» What you will do
Below this task are records; return each one exactly and omit its images.

» Task data

========================

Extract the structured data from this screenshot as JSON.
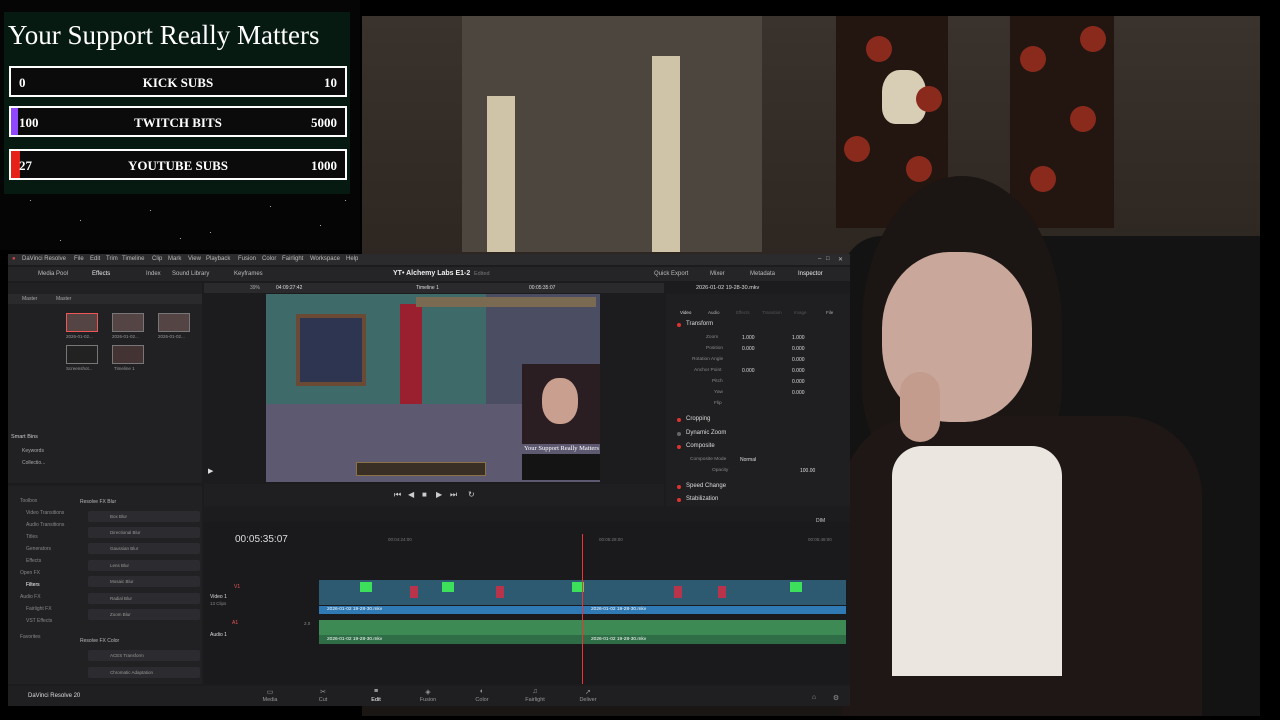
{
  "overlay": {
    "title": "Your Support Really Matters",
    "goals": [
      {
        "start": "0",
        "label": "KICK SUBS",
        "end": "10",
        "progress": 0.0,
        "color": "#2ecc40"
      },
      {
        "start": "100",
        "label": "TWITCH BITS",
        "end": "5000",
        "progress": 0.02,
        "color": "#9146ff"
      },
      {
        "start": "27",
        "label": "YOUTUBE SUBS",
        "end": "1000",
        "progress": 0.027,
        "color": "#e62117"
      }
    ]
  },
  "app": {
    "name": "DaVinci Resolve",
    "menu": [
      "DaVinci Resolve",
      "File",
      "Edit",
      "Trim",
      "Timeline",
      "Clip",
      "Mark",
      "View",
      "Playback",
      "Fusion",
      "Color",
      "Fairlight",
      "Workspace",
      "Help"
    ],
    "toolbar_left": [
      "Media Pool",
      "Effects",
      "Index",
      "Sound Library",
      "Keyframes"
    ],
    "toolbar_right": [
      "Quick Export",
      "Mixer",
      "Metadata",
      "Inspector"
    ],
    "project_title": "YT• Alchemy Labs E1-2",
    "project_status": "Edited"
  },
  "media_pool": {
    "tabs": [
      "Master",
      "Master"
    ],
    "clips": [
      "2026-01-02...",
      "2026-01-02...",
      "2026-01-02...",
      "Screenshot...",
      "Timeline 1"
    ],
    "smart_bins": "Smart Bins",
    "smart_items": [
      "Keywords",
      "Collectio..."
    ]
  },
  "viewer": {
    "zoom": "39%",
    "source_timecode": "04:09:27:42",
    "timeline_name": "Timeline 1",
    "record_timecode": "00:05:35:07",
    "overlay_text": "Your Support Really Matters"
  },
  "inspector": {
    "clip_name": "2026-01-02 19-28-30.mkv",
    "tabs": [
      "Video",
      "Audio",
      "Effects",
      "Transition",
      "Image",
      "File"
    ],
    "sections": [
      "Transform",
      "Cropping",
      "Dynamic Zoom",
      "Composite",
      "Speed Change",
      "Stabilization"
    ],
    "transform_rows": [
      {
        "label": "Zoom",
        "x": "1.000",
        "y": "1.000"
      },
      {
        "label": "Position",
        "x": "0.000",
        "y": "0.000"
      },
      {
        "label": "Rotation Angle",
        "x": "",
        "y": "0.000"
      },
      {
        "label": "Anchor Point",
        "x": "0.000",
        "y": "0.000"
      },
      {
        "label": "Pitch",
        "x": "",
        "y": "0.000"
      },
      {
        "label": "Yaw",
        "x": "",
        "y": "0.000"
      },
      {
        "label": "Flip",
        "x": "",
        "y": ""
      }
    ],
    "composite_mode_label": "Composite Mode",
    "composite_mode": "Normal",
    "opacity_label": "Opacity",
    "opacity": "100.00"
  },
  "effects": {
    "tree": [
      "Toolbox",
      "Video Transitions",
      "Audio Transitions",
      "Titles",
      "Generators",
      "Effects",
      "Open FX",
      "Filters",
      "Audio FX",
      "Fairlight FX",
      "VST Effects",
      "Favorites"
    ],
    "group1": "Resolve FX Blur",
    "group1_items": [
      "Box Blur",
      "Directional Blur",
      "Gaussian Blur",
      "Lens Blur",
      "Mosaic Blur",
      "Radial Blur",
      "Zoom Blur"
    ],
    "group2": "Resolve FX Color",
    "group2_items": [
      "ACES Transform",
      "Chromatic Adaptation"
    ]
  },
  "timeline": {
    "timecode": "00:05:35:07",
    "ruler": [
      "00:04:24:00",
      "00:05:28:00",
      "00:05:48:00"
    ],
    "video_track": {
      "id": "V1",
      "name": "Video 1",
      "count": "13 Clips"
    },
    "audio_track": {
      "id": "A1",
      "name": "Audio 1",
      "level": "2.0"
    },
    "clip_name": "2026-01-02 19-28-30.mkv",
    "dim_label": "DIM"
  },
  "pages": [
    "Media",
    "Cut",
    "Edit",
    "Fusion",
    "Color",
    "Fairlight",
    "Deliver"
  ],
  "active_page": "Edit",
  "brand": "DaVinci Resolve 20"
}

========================

» Written answer
Extract the structured data from this screenshot as JSON.
{
  "overlay": {
    "title": "Your Support Really Matters",
    "goals": [
      {
        "start": "0",
        "label": "KICK SUBS",
        "end": "10",
        "progress": 0.0,
        "color": "#2ecc40"
      },
      {
        "start": "100",
        "label": "TWITCH BITS",
        "end": "5000",
        "progress": 0.02,
        "color": "#9146ff"
      },
      {
        "start": "27",
        "label": "YOUTUBE SUBS",
        "end": "1000",
        "progress": 0.027,
        "color": "#e62117"
      }
    ]
  },
  "app": {
    "name": "DaVinci Resolve",
    "menu": [
      "DaVinci Resolve",
      "File",
      "Edit",
      "Trim",
      "Timeline",
      "Clip",
      "Mark",
      "View",
      "Playback",
      "Fusion",
      "Color",
      "Fairlight",
      "Workspace",
      "Help"
    ],
    "toolbar_left": [
      "Media Pool",
      "Effects",
      "Index",
      "Sound Library",
      "Keyframes"
    ],
    "toolbar_right": [
      "Quick Export",
      "Mixer",
      "Metadata",
      "Inspector"
    ],
    "project_title": "YT• Alchemy Labs E1-2",
    "project_status": "Edited"
  },
  "media_pool": {
    "tabs": [
      "Master",
      "Master"
    ],
    "clips": [
      "2026-01-02...",
      "2026-01-02...",
      "2026-01-02...",
      "Screenshot...",
      "Timeline 1"
    ],
    "smart_bins": "Smart Bins",
    "smart_items": [
      "Keywords",
      "Collectio..."
    ]
  },
  "viewer": {
    "zoom": "39%",
    "source_timecode": "04:09:27:42",
    "timeline_name": "Timeline 1",
    "record_timecode": "00:05:35:07",
    "overlay_text": "Your Support Really Matters"
  },
  "inspector": {
    "clip_name": "2026-01-02 19-28-30.mkv",
    "tabs": [
      "Video",
      "Audio",
      "Effects",
      "Transition",
      "Image",
      "File"
    ],
    "sections": [
      "Transform",
      "Cropping",
      "Dynamic Zoom",
      "Composite",
      "Speed Change",
      "Stabilization"
    ],
    "transform_rows": [
      {
        "label": "Zoom",
        "x": "1.000",
        "y": "1.000"
      },
      {
        "label": "Position",
        "x": "0.000",
        "y": "0.000"
      },
      {
        "label": "Rotation Angle",
        "x": "",
        "y": "0.000"
      },
      {
        "label": "Anchor Point",
        "x": "0.000",
        "y": "0.000"
      },
      {
        "label": "Pitch",
        "x": "",
        "y": "0.000"
      },
      {
        "label": "Yaw",
        "x": "",
        "y": "0.000"
      },
      {
        "label": "Flip",
        "x": "",
        "y": ""
      }
    ],
    "composite_mode_label": "Composite Mode",
    "composite_mode": "Normal",
    "opacity_label": "Opacity",
    "opacity": "100.00"
  },
  "effects": {
    "tree": [
      "Toolbox",
      "Video Transitions",
      "Audio Transitions",
      "Titles",
      "Generators",
      "Effects",
      "Open FX",
      "Filters",
      "Audio FX",
      "Fairlight FX",
      "VST Effects",
      "Favorites"
    ],
    "group1": "Resolve FX Blur",
    "group1_items": [
      "Box Blur",
      "Directional Blur",
      "Gaussian Blur",
      "Lens Blur",
      "Mosaic Blur",
      "Radial Blur",
      "Zoom Blur"
    ],
    "group2": "Resolve FX Color",
    "group2_items": [
      "ACES Transform",
      "Chromatic Adaptation"
    ]
  },
  "timeline": {
    "timecode": "00:05:35:07",
    "ruler": [
      "00:04:24:00",
      "00:05:28:00",
      "00:05:48:00"
    ],
    "video_track": {
      "id": "V1",
      "name": "Video 1",
      "count": "13 Clips"
    },
    "audio_track": {
      "id": "A1",
      "name": "Audio 1",
      "level": "2.0"
    },
    "clip_name": "2026-01-02 19-28-30.mkv",
    "dim_label": "DIM"
  },
  "pages": [
    "Media",
    "Cut",
    "Edit",
    "Fusion",
    "Color",
    "Fairlight",
    "Deliver"
  ],
  "active_page": "Edit",
  "brand": "DaVinci Resolve 20"
}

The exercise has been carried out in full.